Tasca, an openly gay female police officer, believes that at least some of the problems she’s experienced are the product of a cultural clash with what she describes as "the Old Boys Club." More importantly, however, she has been targeted for the unforgiveable offense of "crossing the Blue Line" by taking the side of a Mundane being attacked by a member of the Brotherhood.

"I’ve been an officer here in Bogata for eleven years, and spent seven or eight years as a Class 2 Special Officer in Fairview, which is where I grew up," Tasca told Pro Libertate. "Until now, I’ve never had problems with anybody on the force, or anybody in the community. Oh, sure, when you work near people for ten or twelve hours every day, you’ll have disagreements and maybe say some things you shouldn’t, but that’s typical of just about any relationship, professional or otherwise. But never in my career had I been accused of unfitness for duty until after that incident a year ago.

As a veteran with nearly twenty years in law enforcement, Tasca has noticed a dramatic change in the institutional culture of law enforcement in recent years.

"I think what we’re seeing is a lot of kids who are given power and immediately begin to abuse it," Tasca observes. "Some of these guys are as young as 18 years old. You give them a uniform, and it goes right to their head. And even many of those that don’t do abusive things miss the point, which is that we’re supposed to be peace officers. They get a badge and a gun and they think they’re gods, or at least that they’re entitled to treat people like dirt. I see them as people, and insist on treating them like I’d want to be treated."

In contemporary law enforcement, commitment to the Golden Rule is a firing offense. Just ask Ramon Perez, whose experience is strikingly similar to that of Regina Tasca.

Perez, a probationary officer who had won the top leadership award at his police academy, was cashiered by the Austin, Texas Police Department as a result of his refusal to use a Taser on an elderly, non-violent man during a domestic disturbance in January 2005. The order was unconstitutional, illegal, a violation of the guidelines in the department’s handbook and, most importantly, immoral.

A few days after that incident, Perez was given a punitive transfer to the night shift. Two months later, Perez was told to report to APD psychologist Carol Logan to undergo what he was told would be a "communication" exercise. In fact, it was a disguised "fit-for-duty review" intended to ratify the pre-ordained decision to fire him.

Logan’s four page report focused entirely on Perez's moral and religious beliefs. Perez is a self-described non-denominational fundamentalist Christian, an ordained minister who home-schools his children. He is also firmly convinced that protection of civil liberties is the paramount duty of a peace officer – a duty he regarded, literally, as a sacred trust.

According to Logan, the depth of his commitment to his beliefs – beginning with that perennially unpopular tenet called the Golden Rule – produces an "impairment" of his ability to absorb new facts, to communicate with his superiors, and to deal with "feedback."

As was the case with Regina Tasca, Ramon Perez’s detractors dredged up a second incident of "misconduct" involving a refusal to use unnecessary force.

By twice displaying a peace officer’s preference for de-escalation, Perez had established himself as a repeat offender.

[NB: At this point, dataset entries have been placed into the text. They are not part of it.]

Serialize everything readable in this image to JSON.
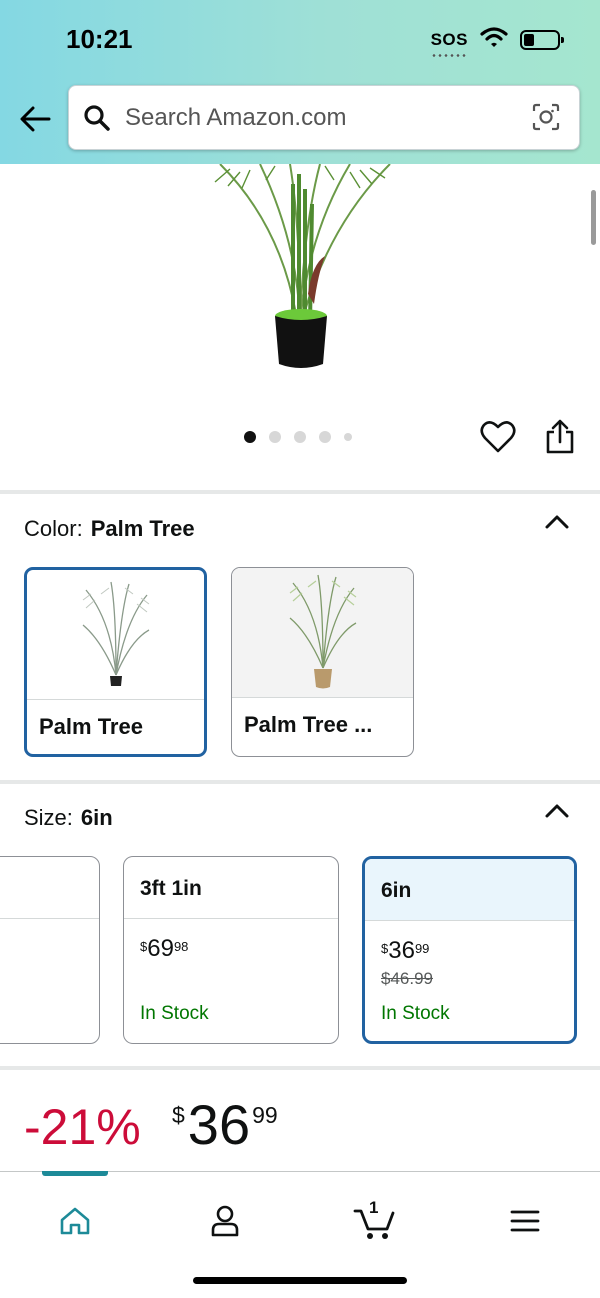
{
  "status_bar": {
    "time": "10:21",
    "sos": "SOS"
  },
  "search": {
    "placeholder": "Search Amazon.com"
  },
  "gallery": {
    "image_count": 5,
    "active_index": 0
  },
  "color": {
    "label": "Color:",
    "selected": "Palm Tree",
    "options": [
      {
        "label": "Palm Tree",
        "selected": true
      },
      {
        "label": "Palm Tree ...",
        "selected": false
      }
    ]
  },
  "size": {
    "label": "Size:",
    "selected": "6in",
    "options": [
      {
        "label": "",
        "price_dollars": "",
        "price_cents": "",
        "old_price": "",
        "stock": ""
      },
      {
        "label": "3ft 1in",
        "price_currency": "$",
        "price_dollars": "69",
        "price_cents": "98",
        "old_price": "",
        "stock": "In Stock"
      },
      {
        "label": "6in",
        "price_currency": "$",
        "price_dollars": "36",
        "price_cents": "99",
        "old_price": "$46.99",
        "stock": "In Stock",
        "selected": true
      }
    ]
  },
  "price_block": {
    "discount": "-21%",
    "currency": "$",
    "dollars": "36",
    "cents": "99"
  },
  "bottom_nav": {
    "cart_count": "1",
    "active": "home"
  },
  "colors": {
    "accent": "#2162a1",
    "discount": "#cc0c39",
    "in_stock": "#007600",
    "teal": "#1d8a98"
  }
}
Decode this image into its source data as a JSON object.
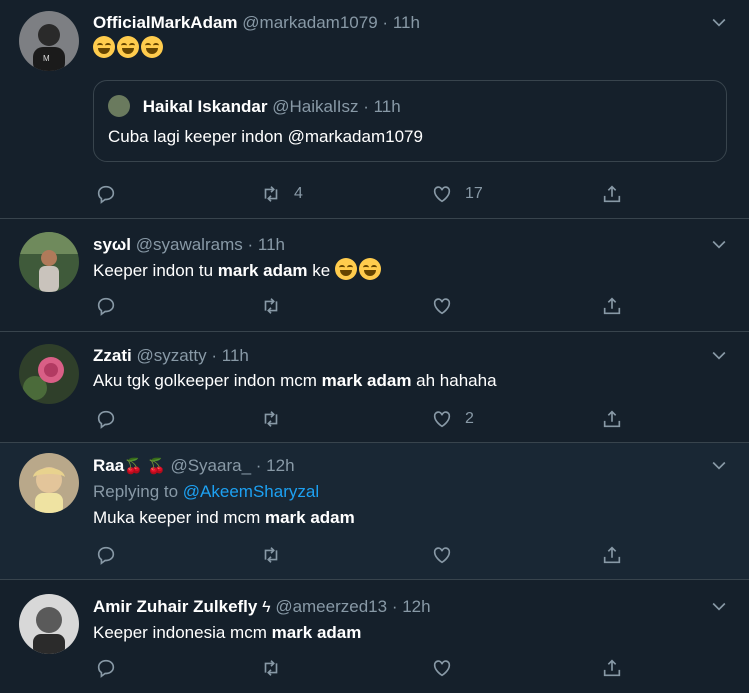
{
  "tweets": [
    {
      "name": "OfficialMarkAdam",
      "handle": "@markadam1079",
      "time": "11h",
      "text_emoji_count": 3,
      "quote": {
        "name": "Haikal Iskandar",
        "handle": "@HaikalIsz",
        "time": "11h",
        "text": "Cuba lagi keeper indon @markadam1079"
      },
      "retweets": "4",
      "likes": "17"
    },
    {
      "name": "syωl",
      "handle": "@syawalrams",
      "time": "11h",
      "text_before": "Keeper indon tu ",
      "text_bold": "mark adam",
      "text_after": " ke ",
      "retweets": "",
      "likes": ""
    },
    {
      "name": "Zzati",
      "handle": "@syzatty",
      "time": "11h",
      "text_before": "Aku tgk golkeeper indon mcm ",
      "text_bold": "mark adam",
      "text_after": " ah hahaha",
      "retweets": "",
      "likes": "2"
    },
    {
      "name": "Raa",
      "name_emoji": "🍒 🍒",
      "handle": "@Syaara_",
      "time": "12h",
      "replying_label": "Replying to",
      "replying_to": "@AkeemSharyzal",
      "text_before": "Muka keeper ind mcm ",
      "text_bold": "mark adam",
      "text_after": "",
      "retweets": "",
      "likes": ""
    },
    {
      "name": "Amir Zuhair Zulkefly",
      "name_emoji": "ϟ",
      "handle": "@ameerzed13",
      "time": "12h",
      "text_before": "Keeper indonesia mcm ",
      "text_bold": "mark adam",
      "text_after": "",
      "retweets": "",
      "likes": ""
    }
  ],
  "separator": "·",
  "icons": [
    "reply-icon",
    "retweet-icon",
    "like-icon",
    "share-icon",
    "caret-down-icon"
  ],
  "colors": {
    "background": "#15202b",
    "highlight": "#192734",
    "muted": "#8899a6",
    "link": "#1da1f2",
    "border": "#38444d"
  }
}
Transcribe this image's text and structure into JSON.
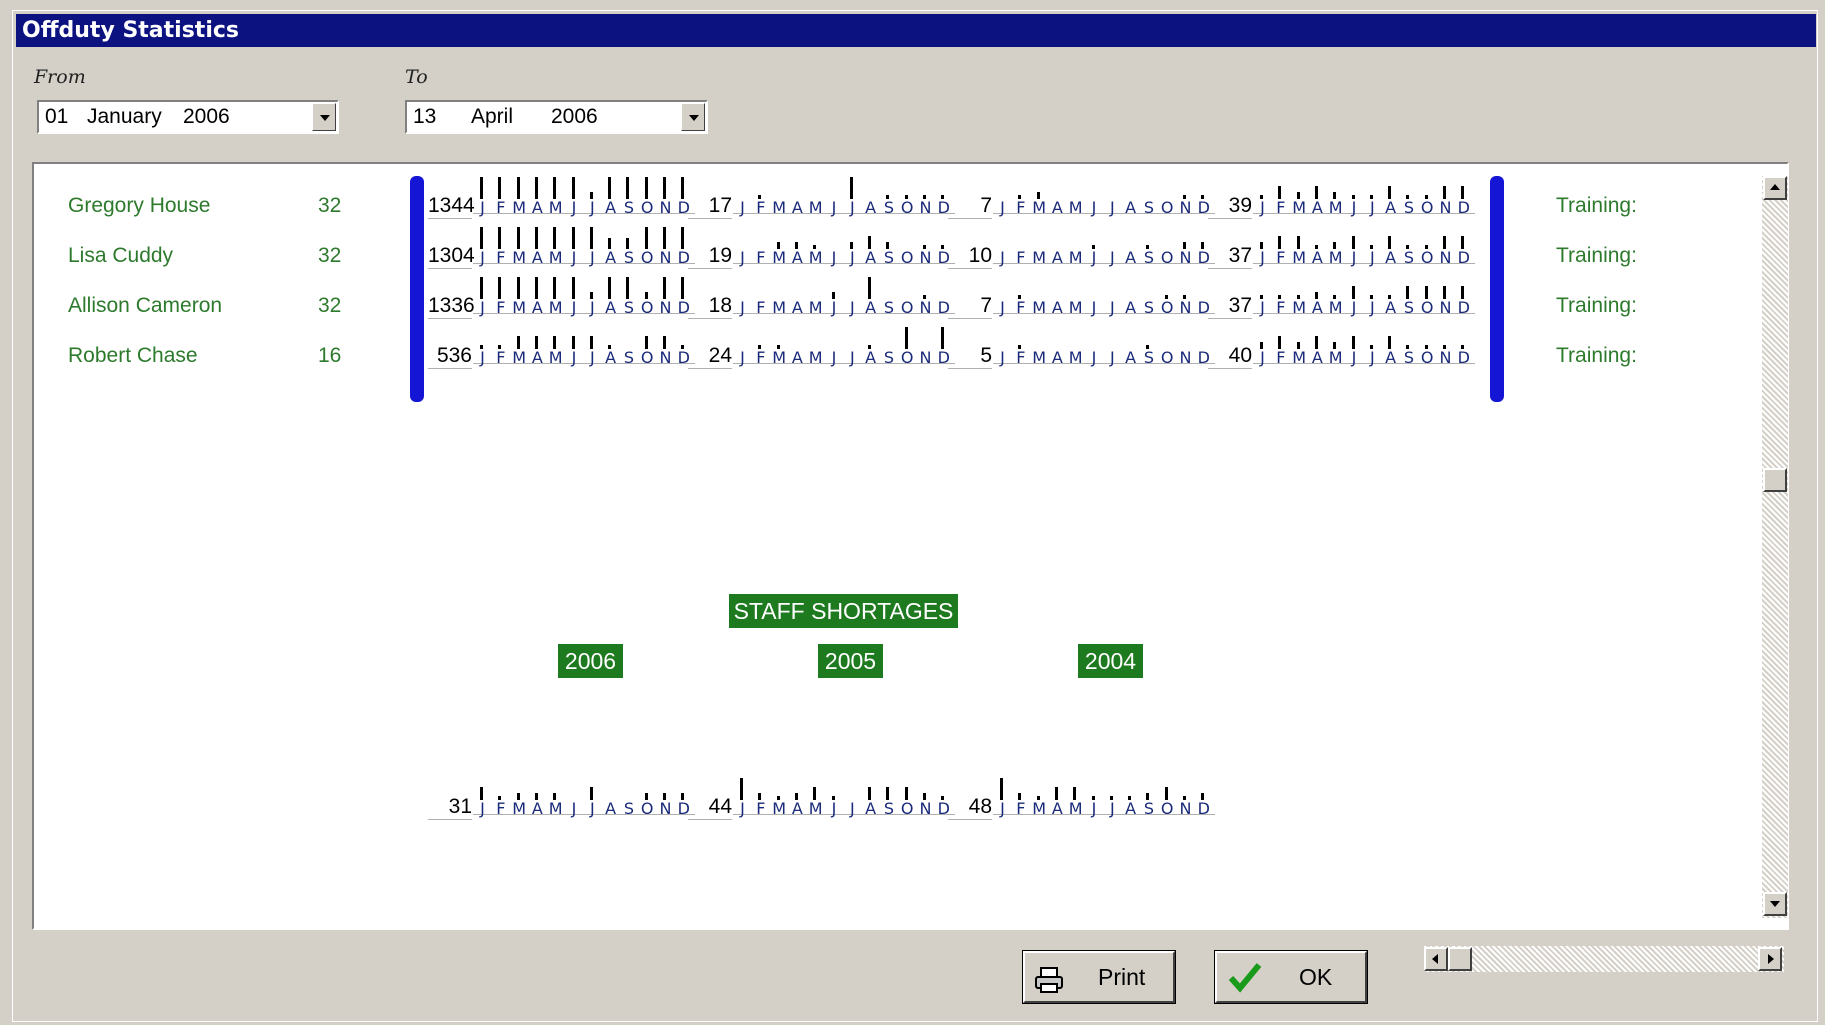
{
  "window": {
    "title": "Offduty Statistics"
  },
  "range": {
    "from_label": "From",
    "to_label": "To",
    "from": {
      "day": "01",
      "month": "January",
      "year": "2006"
    },
    "to": {
      "day": "13",
      "month": "April",
      "year": "2006"
    }
  },
  "months": [
    "J",
    "F",
    "M",
    "A",
    "M",
    "J",
    "J",
    "A",
    "S",
    "O",
    "N",
    "D"
  ],
  "staff": [
    {
      "name": "Gregory House",
      "count": "32",
      "training": "Training:",
      "stats": [
        {
          "value": "1344",
          "levels": [
            1,
            1,
            1,
            1,
            1,
            1,
            0.3,
            1,
            1,
            1,
            1,
            1
          ]
        },
        {
          "value": "17",
          "levels": [
            0,
            0.2,
            0,
            0,
            0,
            0,
            1,
            0,
            0.2,
            0.2,
            0.2,
            0.2
          ]
        },
        {
          "value": "7",
          "levels": [
            0,
            0.2,
            0.3,
            0,
            0,
            0,
            0,
            0,
            0,
            0,
            0.2,
            0.2
          ]
        },
        {
          "value": "39",
          "levels": [
            0.2,
            0.6,
            0.3,
            0.6,
            0.3,
            0.2,
            0.2,
            0.6,
            0.2,
            0.2,
            0.6,
            0.6
          ]
        }
      ]
    },
    {
      "name": "Lisa Cuddy",
      "count": "32",
      "training": "Training:",
      "stats": [
        {
          "value": "1304",
          "levels": [
            1,
            1,
            1,
            1,
            1,
            1,
            1,
            0.5,
            0.5,
            1,
            1,
            1
          ]
        },
        {
          "value": "19",
          "levels": [
            0,
            0,
            0.3,
            0.3,
            0.2,
            0,
            0.3,
            0.6,
            0.3,
            0,
            0.2,
            0.2
          ]
        },
        {
          "value": "10",
          "levels": [
            0,
            0,
            0,
            0,
            0,
            0.2,
            0,
            0,
            0.2,
            0,
            0.3,
            0.3
          ]
        },
        {
          "value": "37",
          "levels": [
            0.3,
            0.6,
            0.6,
            0.2,
            0.3,
            0.6,
            0.2,
            0.6,
            0.2,
            0.2,
            0.6,
            0.6
          ]
        }
      ]
    },
    {
      "name": "Allison Cameron",
      "count": "32",
      "training": "Training:",
      "stats": [
        {
          "value": "1336",
          "levels": [
            1,
            1,
            1,
            1,
            1,
            1,
            0.3,
            1,
            1,
            0.3,
            1,
            1
          ]
        },
        {
          "value": "18",
          "levels": [
            0,
            0,
            0,
            0,
            0,
            0.3,
            0,
            1,
            0,
            0,
            0.2,
            0
          ]
        },
        {
          "value": "7",
          "levels": [
            0,
            0.2,
            0,
            0,
            0,
            0,
            0,
            0,
            0,
            0.2,
            0.2,
            0
          ]
        },
        {
          "value": "37",
          "levels": [
            0.2,
            0.2,
            0.2,
            0.3,
            0.2,
            0.6,
            0.2,
            0.2,
            0.6,
            0.6,
            0.6,
            0.6
          ]
        }
      ]
    },
    {
      "name": "Robert Chase",
      "count": "16",
      "training": "Training:",
      "stats": [
        {
          "value": "536",
          "levels": [
            0.2,
            0.2,
            0.6,
            0.6,
            0.6,
            0.6,
            0.6,
            0.2,
            0,
            0.6,
            0.6,
            0.2
          ]
        },
        {
          "value": "24",
          "levels": [
            0,
            0.2,
            0.2,
            0,
            0,
            0,
            0,
            0.2,
            0,
            1,
            0,
            1
          ]
        },
        {
          "value": "5",
          "levels": [
            0,
            0.2,
            0,
            0,
            0,
            0,
            0,
            0,
            0.2,
            0,
            0,
            0
          ]
        },
        {
          "value": "40",
          "levels": [
            0.3,
            0.6,
            0.3,
            0.6,
            0.3,
            0.6,
            0.2,
            0.6,
            0.2,
            0.2,
            0.2,
            0.2
          ]
        }
      ]
    }
  ],
  "shortages": {
    "title": "STAFF SHORTAGES",
    "years": [
      "2006",
      "2005",
      "2004"
    ],
    "stats": [
      {
        "value": "31",
        "levels": [
          0.6,
          0.2,
          0.3,
          0.3,
          0.3,
          0,
          0.6,
          0,
          0,
          0.3,
          0.3,
          0.3
        ]
      },
      {
        "value": "44",
        "levels": [
          1,
          0.3,
          0.2,
          0.3,
          0.6,
          0.2,
          0,
          0.6,
          0.6,
          0.6,
          0.3,
          0.2
        ]
      },
      {
        "value": "48",
        "levels": [
          1,
          0.3,
          0.2,
          0.6,
          0.6,
          0.2,
          0.2,
          0.2,
          0.3,
          0.6,
          0.2,
          0.3
        ]
      }
    ]
  },
  "buttons": {
    "print": "Print",
    "ok": "OK"
  }
}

He was purged from the APD, a department that has since done much to distinguish itself – in the face of fierce and plentiful competition – as one of the most abusive in the country.

A vast geographic and cultural gulf separates Ramon Perez, a Fundamentalist Evangelical from Texas, and Regina Tasca, an openly gay Roman Catholic from New Jersey. They have at least one critically important thing in common: Both of them intervened in defense of helpless citizens facing criminal violence from fellow cops, and learned that for people who have chosen a career in law enforcement, behaving like a peace officer is a firing offense.
William Norman Grigg [send him mail] publishes the Pro Libertate blog and hosts the Pro Libertate radio program.

Copyright © 2012 William Norman Grigg